here is fine -- "other books" is more for detailed questions about content.
Etheridge's book is curious; it's a decent book but it's essentially a rewrite of baxter and rennie in a way suitable for an Oxford mathematics undergraduate.
If you want clear mathematical derivations it's good. If you want financial insight it's not.
Arguably you should learn this stuff at some point so this is as good a way as any. One could argue that Shreve is a more obvious choice, however.

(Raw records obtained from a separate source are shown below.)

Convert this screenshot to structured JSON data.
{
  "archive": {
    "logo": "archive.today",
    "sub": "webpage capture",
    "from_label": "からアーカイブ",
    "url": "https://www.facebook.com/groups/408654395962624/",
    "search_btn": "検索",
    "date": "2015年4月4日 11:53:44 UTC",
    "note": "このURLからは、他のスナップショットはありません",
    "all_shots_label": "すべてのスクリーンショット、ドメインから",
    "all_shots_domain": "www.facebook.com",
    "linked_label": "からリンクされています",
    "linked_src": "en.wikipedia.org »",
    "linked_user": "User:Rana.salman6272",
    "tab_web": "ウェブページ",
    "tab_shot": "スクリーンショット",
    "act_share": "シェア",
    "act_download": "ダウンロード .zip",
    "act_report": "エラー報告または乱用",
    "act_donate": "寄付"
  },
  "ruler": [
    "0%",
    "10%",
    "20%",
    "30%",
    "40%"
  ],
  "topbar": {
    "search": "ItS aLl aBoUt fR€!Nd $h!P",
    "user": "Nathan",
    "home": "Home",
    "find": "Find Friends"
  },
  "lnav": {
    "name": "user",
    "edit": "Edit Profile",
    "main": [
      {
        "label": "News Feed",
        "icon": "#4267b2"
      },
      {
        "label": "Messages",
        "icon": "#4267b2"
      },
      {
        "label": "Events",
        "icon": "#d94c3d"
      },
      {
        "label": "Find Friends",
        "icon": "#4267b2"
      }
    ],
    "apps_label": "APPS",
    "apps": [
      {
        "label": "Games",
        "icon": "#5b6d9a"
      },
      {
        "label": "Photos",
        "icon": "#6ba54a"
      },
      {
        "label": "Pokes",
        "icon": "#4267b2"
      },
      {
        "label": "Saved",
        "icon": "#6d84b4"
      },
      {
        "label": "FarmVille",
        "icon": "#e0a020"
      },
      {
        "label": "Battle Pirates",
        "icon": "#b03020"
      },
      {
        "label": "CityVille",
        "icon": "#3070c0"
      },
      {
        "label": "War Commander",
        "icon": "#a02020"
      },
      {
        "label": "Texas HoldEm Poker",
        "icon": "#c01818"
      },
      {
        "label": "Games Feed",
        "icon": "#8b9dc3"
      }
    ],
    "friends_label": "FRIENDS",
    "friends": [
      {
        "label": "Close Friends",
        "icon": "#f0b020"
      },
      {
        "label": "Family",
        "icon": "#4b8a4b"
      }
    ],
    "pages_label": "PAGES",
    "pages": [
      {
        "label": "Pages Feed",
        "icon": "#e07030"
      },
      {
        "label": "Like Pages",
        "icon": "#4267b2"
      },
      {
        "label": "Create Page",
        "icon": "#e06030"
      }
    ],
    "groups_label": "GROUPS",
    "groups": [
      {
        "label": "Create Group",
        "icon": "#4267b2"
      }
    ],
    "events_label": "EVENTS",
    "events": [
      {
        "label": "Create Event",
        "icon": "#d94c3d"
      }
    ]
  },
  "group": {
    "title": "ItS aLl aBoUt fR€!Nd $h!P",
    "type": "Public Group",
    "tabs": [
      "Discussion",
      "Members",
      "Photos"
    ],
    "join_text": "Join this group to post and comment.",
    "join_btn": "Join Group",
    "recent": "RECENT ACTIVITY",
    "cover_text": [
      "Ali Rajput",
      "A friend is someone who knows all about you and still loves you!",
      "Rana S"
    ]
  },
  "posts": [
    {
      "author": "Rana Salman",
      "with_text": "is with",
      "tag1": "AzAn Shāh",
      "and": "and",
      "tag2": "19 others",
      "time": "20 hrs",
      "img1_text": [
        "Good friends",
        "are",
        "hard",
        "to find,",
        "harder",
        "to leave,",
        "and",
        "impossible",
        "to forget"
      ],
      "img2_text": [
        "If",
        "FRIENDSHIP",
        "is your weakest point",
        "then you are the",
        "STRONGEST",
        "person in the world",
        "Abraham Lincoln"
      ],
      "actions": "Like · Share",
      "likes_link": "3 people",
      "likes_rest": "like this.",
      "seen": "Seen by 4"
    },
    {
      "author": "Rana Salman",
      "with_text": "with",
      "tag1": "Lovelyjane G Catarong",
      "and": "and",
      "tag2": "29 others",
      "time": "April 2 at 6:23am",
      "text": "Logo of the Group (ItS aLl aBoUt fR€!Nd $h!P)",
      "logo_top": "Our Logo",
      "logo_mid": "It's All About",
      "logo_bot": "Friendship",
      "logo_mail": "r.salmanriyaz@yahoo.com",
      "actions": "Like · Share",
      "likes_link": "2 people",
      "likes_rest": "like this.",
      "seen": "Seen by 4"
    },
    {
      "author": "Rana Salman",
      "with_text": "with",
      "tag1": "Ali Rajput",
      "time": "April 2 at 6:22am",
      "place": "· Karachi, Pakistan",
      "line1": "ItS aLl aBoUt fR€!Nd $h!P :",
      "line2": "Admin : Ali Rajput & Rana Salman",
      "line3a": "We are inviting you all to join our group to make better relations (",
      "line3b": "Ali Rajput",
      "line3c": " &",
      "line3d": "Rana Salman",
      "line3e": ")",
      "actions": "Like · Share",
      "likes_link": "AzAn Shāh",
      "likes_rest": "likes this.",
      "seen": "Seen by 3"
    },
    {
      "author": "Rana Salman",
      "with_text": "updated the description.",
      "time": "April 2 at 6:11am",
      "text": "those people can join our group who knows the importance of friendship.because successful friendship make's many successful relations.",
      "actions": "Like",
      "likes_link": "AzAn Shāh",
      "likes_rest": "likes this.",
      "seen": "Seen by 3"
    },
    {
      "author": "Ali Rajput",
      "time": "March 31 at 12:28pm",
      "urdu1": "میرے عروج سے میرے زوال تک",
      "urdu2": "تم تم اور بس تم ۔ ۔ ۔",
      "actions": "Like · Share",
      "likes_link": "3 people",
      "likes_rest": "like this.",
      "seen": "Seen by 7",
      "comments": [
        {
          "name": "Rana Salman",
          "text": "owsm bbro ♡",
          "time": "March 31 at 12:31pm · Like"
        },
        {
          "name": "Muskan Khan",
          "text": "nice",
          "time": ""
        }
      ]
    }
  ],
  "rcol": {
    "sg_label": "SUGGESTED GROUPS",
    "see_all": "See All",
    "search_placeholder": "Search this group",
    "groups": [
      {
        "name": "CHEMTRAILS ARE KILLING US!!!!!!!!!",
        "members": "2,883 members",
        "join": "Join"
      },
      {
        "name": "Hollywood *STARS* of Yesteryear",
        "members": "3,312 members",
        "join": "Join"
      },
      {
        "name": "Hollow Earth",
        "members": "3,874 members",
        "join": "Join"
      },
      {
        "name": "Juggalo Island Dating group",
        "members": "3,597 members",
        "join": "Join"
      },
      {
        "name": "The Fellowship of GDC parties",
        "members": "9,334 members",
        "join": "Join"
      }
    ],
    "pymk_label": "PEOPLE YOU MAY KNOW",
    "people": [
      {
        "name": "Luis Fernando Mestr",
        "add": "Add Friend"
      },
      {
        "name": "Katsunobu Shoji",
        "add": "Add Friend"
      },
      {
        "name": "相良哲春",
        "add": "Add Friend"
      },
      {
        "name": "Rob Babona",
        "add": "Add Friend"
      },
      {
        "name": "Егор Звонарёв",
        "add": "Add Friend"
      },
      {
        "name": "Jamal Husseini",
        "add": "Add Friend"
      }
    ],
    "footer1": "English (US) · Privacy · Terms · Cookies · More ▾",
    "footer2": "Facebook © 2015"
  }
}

Interviews are not particularly likely to focus on the proof stuff except at one or two houses, eg Paribas.